Undocumented immigration is a hot-button topic today and immigration authorities have been cracking down on undocumented workers, most recently resulting in the dismissal of 41 employees at Apalachicola’s Leavins Seafood. According to the owners of Leavins Seafood, the employers were not able to comply with requirements to provide valid documentation for the 41 Hispanic workers when asked to do so, leading to the termination.
The company has been owned by Grady and Alice Leavins for four decades. The Leavinses called a meeting to tell workers about the situation and to express their regret about the issue. Grady and Alice Leavins told workers at the meeting that the workers could continue to live in the community and that immigration officials were focusing on the employer for lack of compliance, not on the employees. Grady Leavins praised the workers and said that they were like family to the company.
Leavins Seafood in Apalachicola will remain open but will import more product from out of state and will operate with a smaller staff. Leavins Seafood is an oyster plan and is a major employer in the community. However, Leavins says that he has trouble finding local workers willing to work as shukers at the plant.
Leavins Seafood in Apalachicola was first investigated by U.S. Immigration and Customs Enforcement (ICE) in winter of 2011, when authorities wanted to look at employment records for the company’s workers. Questions were raised about I-9 compliance. According to the attorney hired by the first, the company did ask employees for proof of employment authorization but in some cases the documents appeared to be real but have come into question since. The attorney stated that the I-9 form is more complex than it appears and while the Leavinses believed in good faith that they were hiring workers eligible to work in the US, this turned out to possibly not be the case. The Leavins staff has since been given training in correct I-9 completion an in I-9 compliance to avoid having the issue repeat itself.
The Leavinses are fully cooperating with Ice authorities and so far there is no word about any penalties. There also seems to be no plans to launch any proceedings against the workers.

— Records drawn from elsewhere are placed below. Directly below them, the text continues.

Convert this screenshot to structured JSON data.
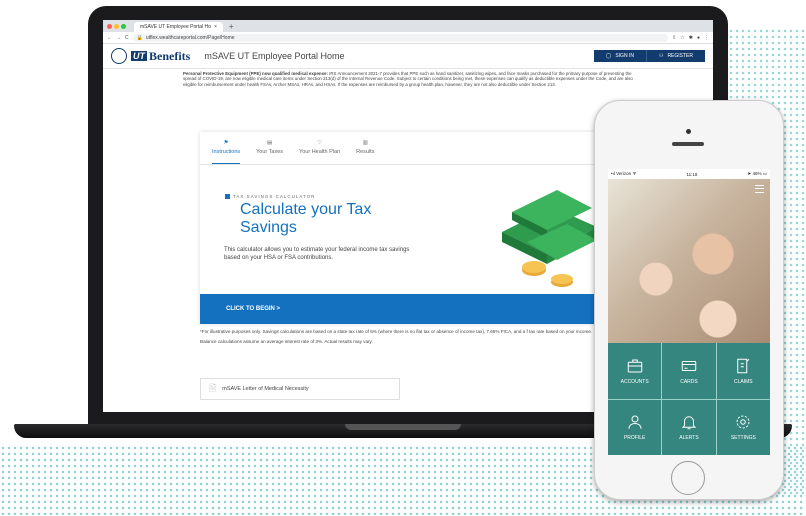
{
  "browser": {
    "tab_title": "mSAVE UT Employee Portal Ho",
    "url": "utflex.wealthcareportal.com/Page/Home"
  },
  "site": {
    "logo_mark": "UT",
    "logo_text": "Benefits",
    "portal_title": "mSAVE UT Employee Portal Home",
    "sign_in": "SIGN IN",
    "register": "REGISTER"
  },
  "notice": {
    "bold": "Personal Protective Equipment (PPE) now qualified medical expense:",
    "text": " IRS Announcement 2021-7 provides that PPE such as hand sanitizer, sanitizing wipes, and face masks purchased for the primary purpose of preventing the spread of COVID-19, are now eligible medical care items under Section 213(d) of the Internal Revenue Code. Subject to certain conditions being met, these expenses can qualify as deductible expenses under the Code, and are also eligible for reimbursement under health FSAs, Archer MSAs, HRAs, and HSAs. If the expenses are reimbursed by a group health plan, however, they are not also deductible under Section 213."
  },
  "calculator": {
    "tabs": [
      "Instructions",
      "Your Taxes",
      "Your Health Plan",
      "Results"
    ],
    "eyebrow": "TAX SAVINGS CALCULATOR",
    "title": "Calculate your Tax Savings",
    "description": "This calculator allows you to estimate your federal income tax savings based on your HSA or FSA contributions.",
    "cta": "CLICK TO BEGIN  >"
  },
  "footnotes": {
    "line1": "*For illustrative purposes only. Savings calculations are based on a state tax rate of 5% (where there is no flat tax or absence of income tax), 7.65% FICA, and a f tax rate based on your income.",
    "line2": "Balance calculations assume an average interest rate of 3%. Actual results may vary."
  },
  "letter": {
    "label": "mSAVE Letter of Medical Necessity"
  },
  "phone": {
    "carrier": "Verizon",
    "time": "11:18",
    "battery": "46%",
    "tiles": [
      "ACCOUNTS",
      "CARDS",
      "CLAIMS",
      "PROFILE",
      "ALERTS",
      "SETTINGS"
    ]
  },
  "colors": {
    "brand_navy": "#123b6e",
    "accent_blue": "#1371c0",
    "tile_teal": "#2c7f7a"
  }
}
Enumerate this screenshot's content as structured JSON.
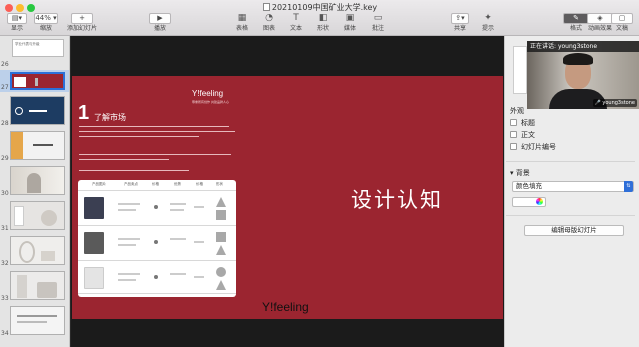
{
  "window": {
    "title": "20210109中国矿业大学.key"
  },
  "toolbar": {
    "view_label": "显示",
    "zoom_value": "44%",
    "zoom_label": "缩放",
    "add_slide_label": "添加幻灯片",
    "play_label": "播放",
    "table_label": "表格",
    "chart_label": "图表",
    "text_label": "文本",
    "shape_label": "形状",
    "media_label": "媒体",
    "comment_label": "批注",
    "share_label": "共享",
    "tips_label": "提示",
    "format_label": "格式",
    "animate_label": "动画效果",
    "document_label": "文稿"
  },
  "sidebar": {
    "top_label": "学业代表与升级",
    "slides": [
      {
        "num": "26"
      },
      {
        "num": "27"
      },
      {
        "num": "28"
      },
      {
        "num": "29"
      },
      {
        "num": "30"
      },
      {
        "num": "31"
      },
      {
        "num": "32"
      },
      {
        "num": "33"
      },
      {
        "num": "34"
      }
    ]
  },
  "slide": {
    "section_number": "1",
    "section_title": "了解市场",
    "brand": "Y!feeling",
    "brand_tagline": "尊重所有创作   共建品牌人心",
    "title_main": "设计认知",
    "brand_bottom": "Y!feeling",
    "table_headers": [
      "产品图片",
      "产品卖点",
      "价格",
      "优势",
      "价格",
      "形状"
    ]
  },
  "video": {
    "speaking_prefix": "正在讲话: ",
    "speaker": "young3stone",
    "name_tag": "young3stone"
  },
  "inspector": {
    "appearance_label": "外观",
    "title_label": "标题",
    "body_label": "正文",
    "slide_number_label": "幻灯片编号",
    "background_label": "背景",
    "fill_value": "颜色填充",
    "edit_master_label": "编辑母版幻灯片"
  },
  "colors": {
    "slide_bg": "#9b2530",
    "selection": "#2c70d8"
  }
}
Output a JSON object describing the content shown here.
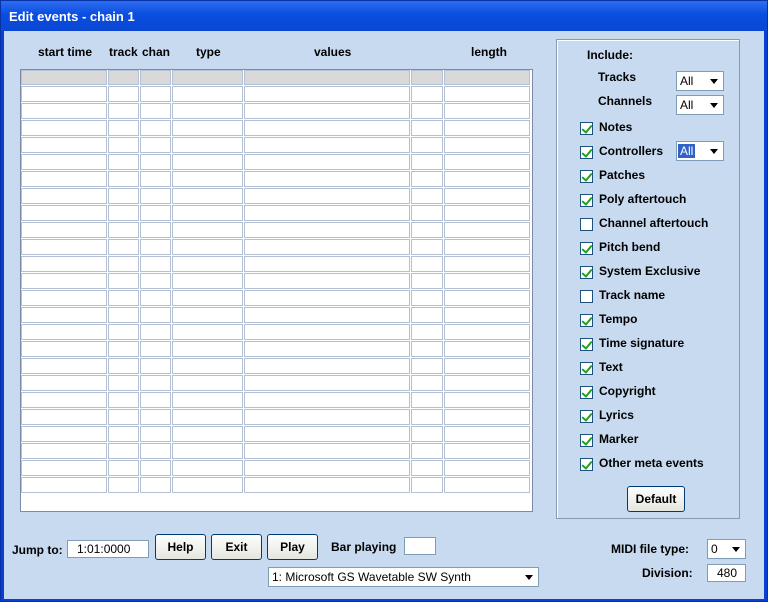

The workers who have been dismissed have community support and some are considering finding work elsewhere or are considering returning home. A local church is also assisting the workers and their families as the situation unfolds.